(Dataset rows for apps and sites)
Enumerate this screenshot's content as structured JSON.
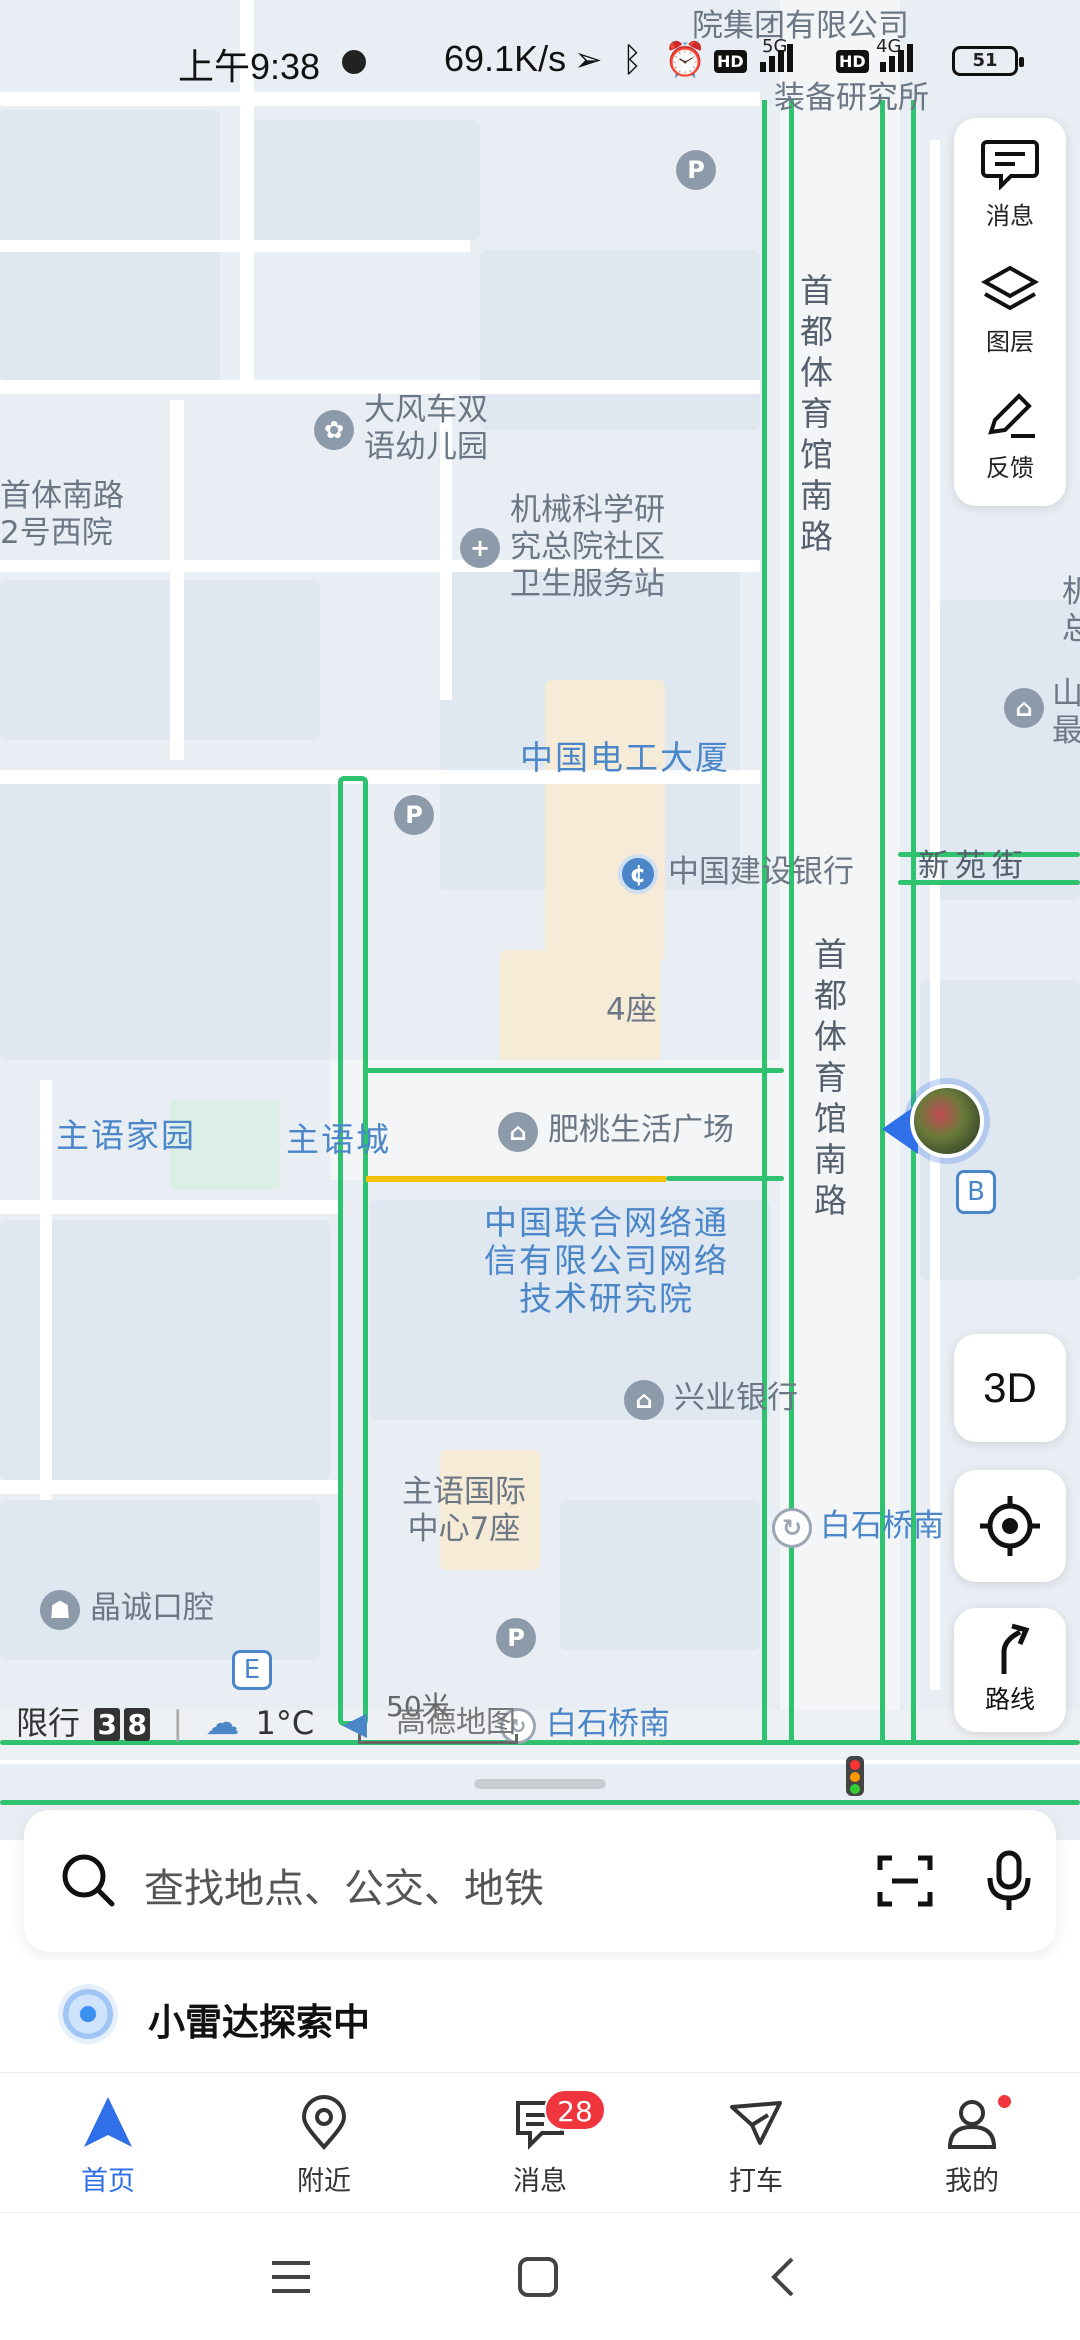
{
  "status_bar": {
    "time": "上午9:38",
    "net_speed": "69.1K/s",
    "signal1_label": "5G",
    "signal2_label": "4G",
    "hd": "HD",
    "battery": "51"
  },
  "map": {
    "labels": {
      "top_company": "院集团有限公司",
      "top_institute": "装备研究所",
      "kindergarten": "大风车双\n语幼儿园",
      "west_road": "首体南路\n2号西院",
      "clinic": "机械科学研\n究总院社区\n卫生服务站",
      "street_north": "首都体育馆南路",
      "street_south": "首都体育馆南路",
      "building_dianGong": "中国电工大厦",
      "ccb": "中国建设银行",
      "xinyuan": "新苑街",
      "zuo4": "4座",
      "zhuyu_home": "主语家园",
      "zhuyu_city": "主语城",
      "feitao": "肥桃生活广场",
      "unicom": "中国联合网络通\n信有限公司网络\n技术研究院",
      "xingye": "兴业银行",
      "zhuyu_intl": "主语国际\n中心7座",
      "baishiqiao_n": "白石桥南",
      "baishiqiao_s": "白石桥南",
      "jingcheng": "晶诚口腔",
      "right_edge_1": "山\n最",
      "right_edge_2": "机\n总",
      "entrance_e": "E",
      "entrance_b": "B",
      "watermark": "高德地图",
      "scale": "50米"
    },
    "info_line": {
      "restriction_label": "限行",
      "plate1": "3",
      "plate2": "8",
      "temperature": "1°C"
    }
  },
  "side_panel": {
    "messages": "消息",
    "layers": "图层",
    "feedback": "反馈"
  },
  "floating": {
    "three_d": "3D",
    "route": "路线"
  },
  "search": {
    "placeholder": "查找地点、公交、地铁"
  },
  "radar": {
    "text": "小雷达探索中"
  },
  "tabs": {
    "home": "首页",
    "nearby": "附近",
    "messages": "消息",
    "messages_badge": "28",
    "taxi": "打车",
    "mine": "我的"
  },
  "colors": {
    "accent": "#2f6fe8",
    "route_green": "#2fc36f",
    "badge_red": "#f0353d",
    "map_label_blue": "#4a86c8"
  }
}
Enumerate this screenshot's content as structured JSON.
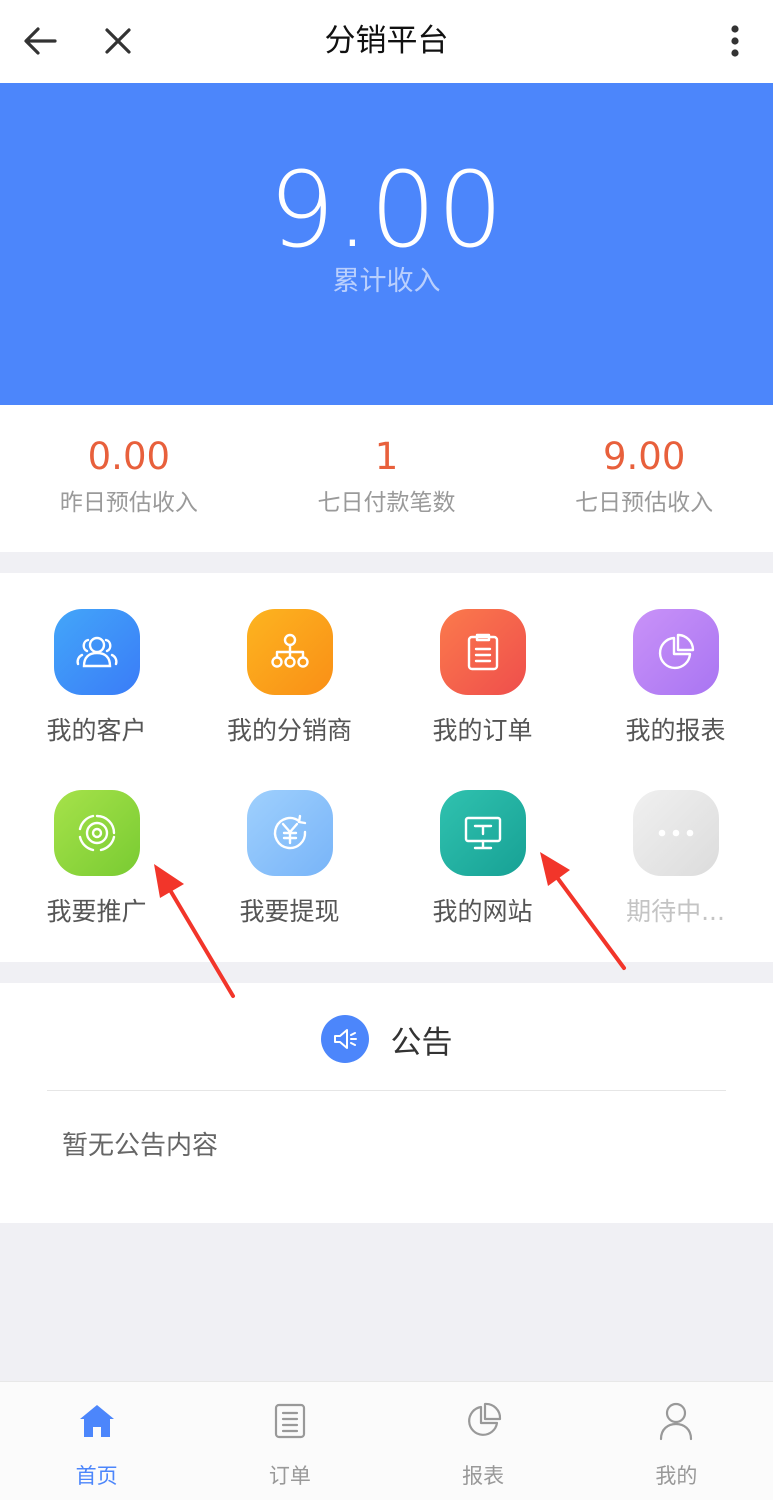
{
  "header": {
    "title": "分销平台",
    "back_icon": "arrow-left-icon",
    "close_icon": "close-icon",
    "more_icon": "more-vertical-icon"
  },
  "hero": {
    "amount": "9.00",
    "label": "累计收入",
    "background": "#4c86fb"
  },
  "stats": [
    {
      "value": "0.00",
      "label": "昨日预估收入"
    },
    {
      "value": "1",
      "label": "七日付款笔数"
    },
    {
      "value": "9.00",
      "label": "七日预估收入"
    }
  ],
  "grid": [
    {
      "label": "我的客户",
      "icon": "users-icon",
      "color": "#3f8ef9"
    },
    {
      "label": "我的分销商",
      "icon": "org-tree-icon",
      "color": "#fba11c"
    },
    {
      "label": "我的订单",
      "icon": "document-list-icon",
      "color": "#f2654b"
    },
    {
      "label": "我的报表",
      "icon": "pie-chart-icon",
      "color": "#bf86f5"
    },
    {
      "label": "我要推广",
      "icon": "target-icon",
      "color": "#8fd83d"
    },
    {
      "label": "我要提现",
      "icon": "yen-refresh-icon",
      "color": "#8dc3fb"
    },
    {
      "label": "我的网站",
      "icon": "monitor-icon",
      "color": "#22b0a2"
    },
    {
      "label": "期待中...",
      "icon": "more-dots-icon",
      "color": "#e4e4e4"
    }
  ],
  "notice": {
    "title": "公告",
    "icon": "speaker-icon",
    "empty_text": "暂无公告内容"
  },
  "tabs": [
    {
      "label": "首页",
      "icon": "home-icon",
      "active": true
    },
    {
      "label": "订单",
      "icon": "order-list-icon",
      "active": false
    },
    {
      "label": "报表",
      "icon": "pie-chart-outline-icon",
      "active": false
    },
    {
      "label": "我的",
      "icon": "user-icon",
      "active": false
    }
  ],
  "colors": {
    "accent": "#4c86fb",
    "stat_value": "#e8603c",
    "annotation_arrow": "#f2352a"
  }
}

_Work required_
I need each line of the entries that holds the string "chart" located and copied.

_Your solution_
      "icon": "pie-chart-icon",
      "icon": "pie-chart-outline-icon",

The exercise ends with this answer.